I mean what it really takes to serve in a department is not just having the brains for it. Because in a church environment, it’s so much more than that. It’s really about thinking about how our work really supports the Word. People might think we’re just video editors, “oh they’re just the guys that make sure the mics are working, making sure that everything’s up on the Internet”, but actually it’s quite more than that. It’s actually really a group of people who are dedicated to loving this church, and wanting to serve Jesus, and they really give up all their lives to do that. So I think what people might not know is that yeah, the team really does have a big heart in making sure that the Word is being preached, that it is going up online, so that people might be encouraged and edified through the preaching of the word, so that God’s church might be strengthened and continue to grow even in the midst of a pandemic.
What would you say is the most memorable moment since you started serving in this department, if any?
Haha hmmm… I think the weekly Sunday gatherings would definitely be one of them. Meals would definitely be one of them. Our weekly Monday meetings at one point was also one of them.
So this is for pre-MCO Sundays. What happens a lot of the time as a team is that we are usually prepped for everything. But one thing that is very hard for us to prepare for is the preachers. So every Sunday we are literally in a bit of a panic mode. And this panic mode is not just me, I think it’s the whole team. I think as an entire team, we just learn to do the best we can. A lot of times, the time difference between a preacher coming into the building and going on stage is just 5 minutes. So the panic of just making sure that their hair is ok, that their shirt is folded right, their mics are set up properly, that there’s sound, no technical issues, that we have water and lozenges prepared for the preacher, making sure that the plug points are working… Those are memorable moments in their own ways.
But I would say one good memory would mostly be just us going out as a team after a long day at church, and just being able to sit down, interact with each other, and realising that we are so much more than just TSS I guess. We’re actually a church, we’re actually a bunch of people that all have our different struggles with sin, but all really wanting to dedicate our lives to the service of God’s church.
Just one last question before we wrap up: what would you say is the vision or the mission of this department, if there is any?

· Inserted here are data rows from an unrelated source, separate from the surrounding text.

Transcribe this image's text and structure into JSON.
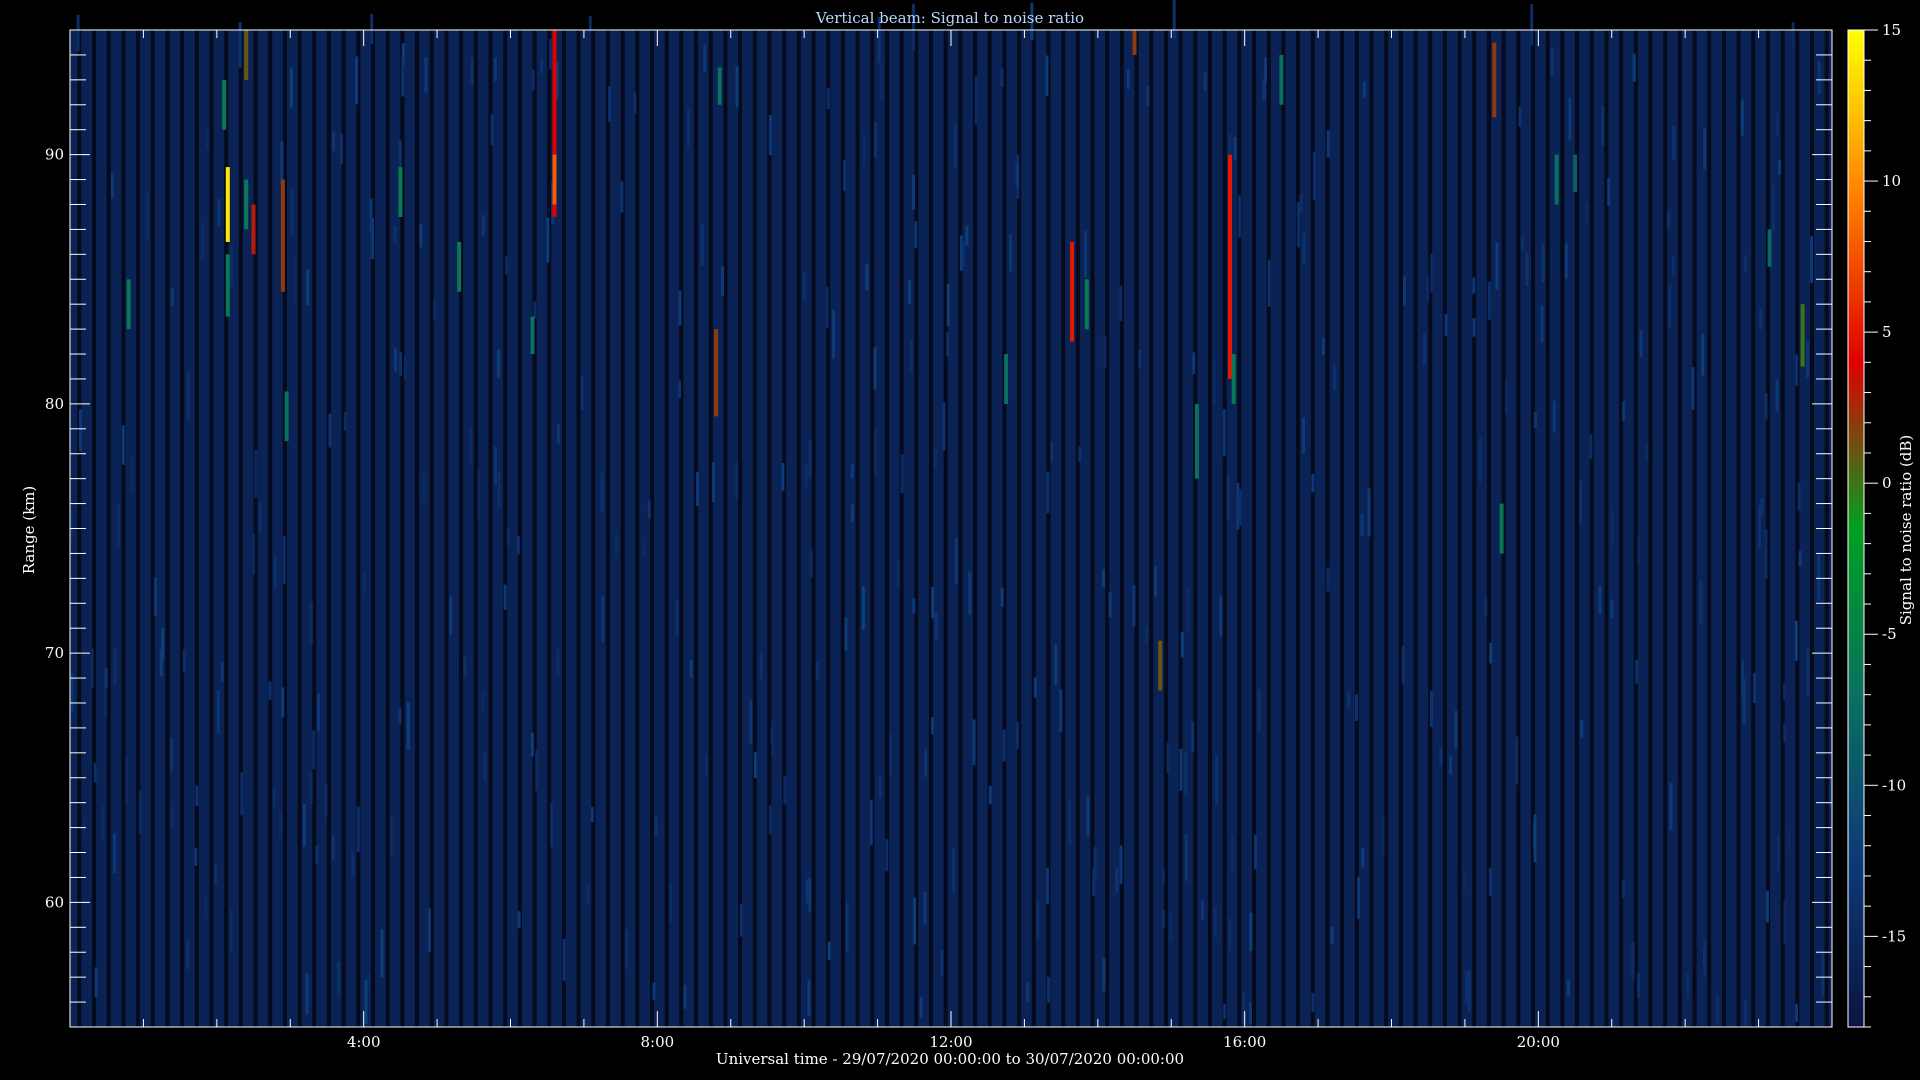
{
  "chart_data": {
    "type": "heatmap",
    "title": "Vertical beam: Signal to noise ratio",
    "xlabel": "Universal time - 29/07/2020 00:00:00 to 30/07/2020 00:00:00",
    "ylabel": "Range (km)",
    "colorbar_label": "Signal to noise ratio (dB)",
    "x_tick_labels": [
      "4:00",
      "8:00",
      "12:00",
      "16:00",
      "20:00"
    ],
    "x_tick_hours": [
      4,
      8,
      12,
      16,
      20
    ],
    "xlim_hours": [
      0,
      24
    ],
    "y_ticks": [
      60,
      70,
      80,
      90
    ],
    "ylim": [
      55,
      95
    ],
    "colorbar_ticks": [
      -15,
      -10,
      -5,
      0,
      5,
      10,
      15
    ],
    "colorbar_range": [
      -18,
      15
    ],
    "background_snr_db": -16,
    "grid": false,
    "colormap": [
      "#0a1440",
      "#0d3a7a",
      "#0a7060",
      "#00a020",
      "#e00000",
      "#ff8000",
      "#ffff00"
    ],
    "notable_echoes": [
      {
        "hour": 0.8,
        "range_from": 83,
        "range_to": 85,
        "snr": -6
      },
      {
        "hour": 2.1,
        "range_from": 91,
        "range_to": 93,
        "snr": -6
      },
      {
        "hour": 2.15,
        "range_from": 86.5,
        "range_to": 89.5,
        "snr": 14
      },
      {
        "hour": 2.15,
        "range_from": 83.5,
        "range_to": 86,
        "snr": -6
      },
      {
        "hour": 2.4,
        "range_from": 93,
        "range_to": 95,
        "snr": 1
      },
      {
        "hour": 2.4,
        "range_from": 87,
        "range_to": 89,
        "snr": -6
      },
      {
        "hour": 2.5,
        "range_from": 86,
        "range_to": 88,
        "snr": 3
      },
      {
        "hour": 2.9,
        "range_from": 84.5,
        "range_to": 89,
        "snr": 2
      },
      {
        "hour": 2.95,
        "range_from": 78.5,
        "range_to": 80.5,
        "snr": -7
      },
      {
        "hour": 4.5,
        "range_from": 87.5,
        "range_to": 89.5,
        "snr": -6
      },
      {
        "hour": 5.3,
        "range_from": 84.5,
        "range_to": 86.5,
        "snr": -6
      },
      {
        "hour": 6.3,
        "range_from": 82,
        "range_to": 83.5,
        "snr": -7
      },
      {
        "hour": 6.6,
        "range_from": 87.5,
        "range_to": 95,
        "snr": 4
      },
      {
        "hour": 6.6,
        "range_from": 88,
        "range_to": 90,
        "snr": 8
      },
      {
        "hour": 8.8,
        "range_from": 79.5,
        "range_to": 83,
        "snr": 2
      },
      {
        "hour": 8.85,
        "range_from": 92,
        "range_to": 93.5,
        "snr": -7
      },
      {
        "hour": 12.75,
        "range_from": 80,
        "range_to": 82,
        "snr": -7
      },
      {
        "hour": 13.65,
        "range_from": 82.5,
        "range_to": 86.5,
        "snr": 5
      },
      {
        "hour": 13.85,
        "range_from": 83,
        "range_to": 85,
        "snr": -6
      },
      {
        "hour": 14.5,
        "range_from": 94,
        "range_to": 95,
        "snr": 2
      },
      {
        "hour": 14.85,
        "range_from": 68.5,
        "range_to": 70.5,
        "snr": 1
      },
      {
        "hour": 15.35,
        "range_from": 77,
        "range_to": 80,
        "snr": -7
      },
      {
        "hour": 15.8,
        "range_from": 81,
        "range_to": 90,
        "snr": 5
      },
      {
        "hour": 15.85,
        "range_from": 80,
        "range_to": 82,
        "snr": -6
      },
      {
        "hour": 16.5,
        "range_from": 92,
        "range_to": 94,
        "snr": -7
      },
      {
        "hour": 19.4,
        "range_from": 91.5,
        "range_to": 94.5,
        "snr": 2
      },
      {
        "hour": 19.5,
        "range_from": 74,
        "range_to": 76,
        "snr": -6
      },
      {
        "hour": 20.25,
        "range_from": 88,
        "range_to": 90,
        "snr": -7
      },
      {
        "hour": 20.5,
        "range_from": 88.5,
        "range_to": 90,
        "snr": -9
      },
      {
        "hour": 23.15,
        "range_from": 85.5,
        "range_to": 87,
        "snr": -8
      },
      {
        "hour": 23.6,
        "range_from": 81.5,
        "range_to": 84,
        "snr": 0
      }
    ]
  }
}
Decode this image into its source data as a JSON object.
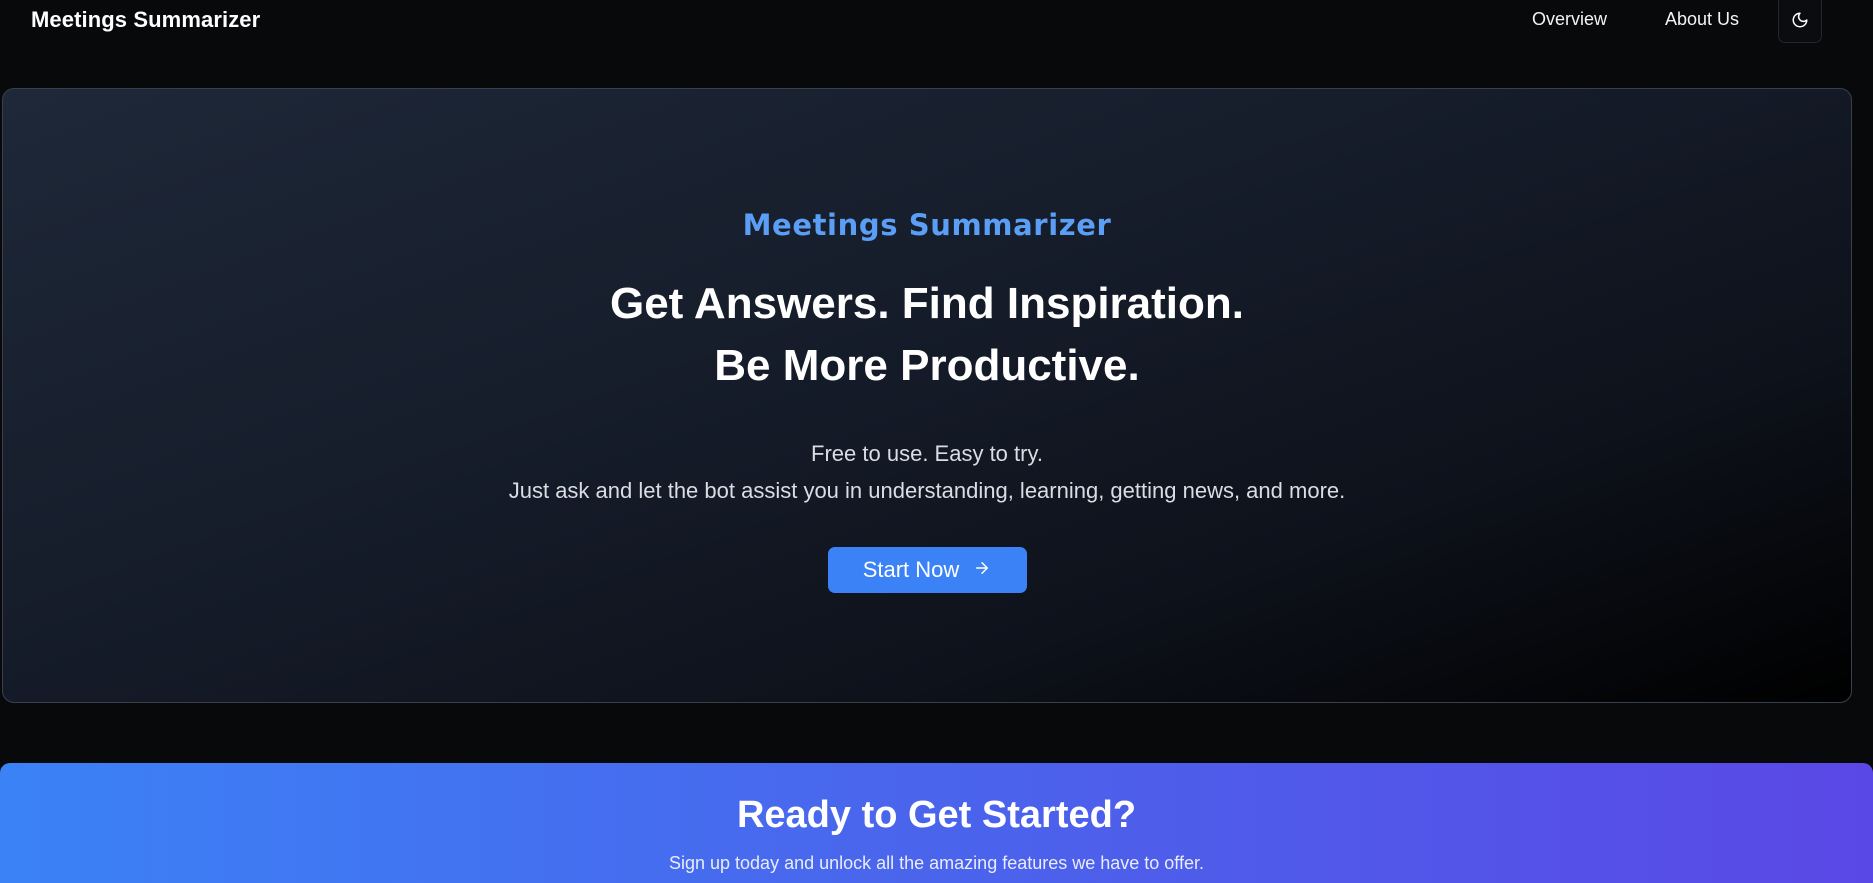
{
  "navbar": {
    "brand": "Meetings Summarizer",
    "links": [
      "Overview",
      "About Us"
    ],
    "theme_toggle_icon": "moon-icon"
  },
  "hero": {
    "kicker": "Meetings Summarizer",
    "title_line1": "Get Answers. Find Inspiration.",
    "title_line2": "Be More Productive.",
    "subtitle_line1": "Free to use. Easy to try.",
    "subtitle_line2": "Just ask and let the bot assist you in understanding, learning, getting news, and more.",
    "cta_label": "Start Now",
    "cta_icon": "arrow-right-icon"
  },
  "cta_section": {
    "title": "Ready to Get Started?",
    "text": "Sign up today and unlock all the amazing features we have to offer."
  },
  "colors": {
    "accent": "#3b82f6",
    "kicker": "#5b9ef5",
    "background": "#08090b",
    "cta_gradient_end": "#5a48e6"
  }
}
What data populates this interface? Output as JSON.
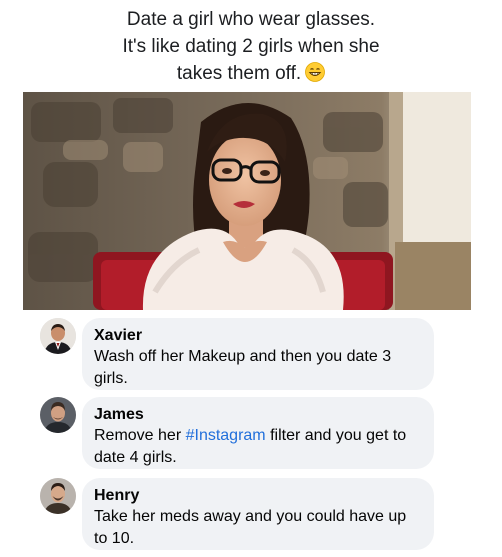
{
  "post": {
    "caption_line1": "Date a girl who wear glasses.",
    "caption_line2": "It's like dating 2 girls when she",
    "caption_line3": "takes them off.",
    "caption_emoji": "grinning-face-emoji",
    "photo": "woman-with-glasses-photo"
  },
  "comments": [
    {
      "author": "Xavier",
      "text": "Wash off her Makeup and then you date 3 girls.",
      "avatar": "xavier-avatar"
    },
    {
      "author": "James",
      "text_before": "Remove her ",
      "hashtag": "#Instagram",
      "text_after": " filter and you get to date 4 girls.",
      "avatar": "james-avatar"
    },
    {
      "author": "Henry",
      "text": "Take her meds away and you could have up to 10.",
      "avatar": "henry-avatar"
    }
  ],
  "colors": {
    "bubble": "#f0f2f5",
    "hashtag": "#216fdb",
    "text": "#050505"
  }
}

Like what I said earlier, I think vision and mission-wise, we exist to support the work of the Word. Everything we do as TSS is ultimately about being able to support the church in their quality. It’s not just equipment or software or hardware…it’s not just recordings…
We want to provide the church with good quality avenues to be able to listen to God’s Word, to be able to experience church with one another, and to grow through the work of the Word.
As I was saying earlier, when we put up our slides, people are able to keep up with the sermons, see the references that they need to follow, and then people can use some of these things to go study, learn, and reflect further. PA is important. Without your mics, without your speaker, the only people that would be able to listen to your preachers on a Sunday would be the people seated in the front row. Without lights, well what are you going to see as well, right? I think all of the departments, at least under the Technical Services Department, and RMS as well, the recording guys, really exist to do that.
And we’re more than happy to always be the guys behind the scenes, without necessarily getting noticed.
Because that would mean that all your attention is on the word of God being preached – that’s what really matters, and that’s why we do what we do.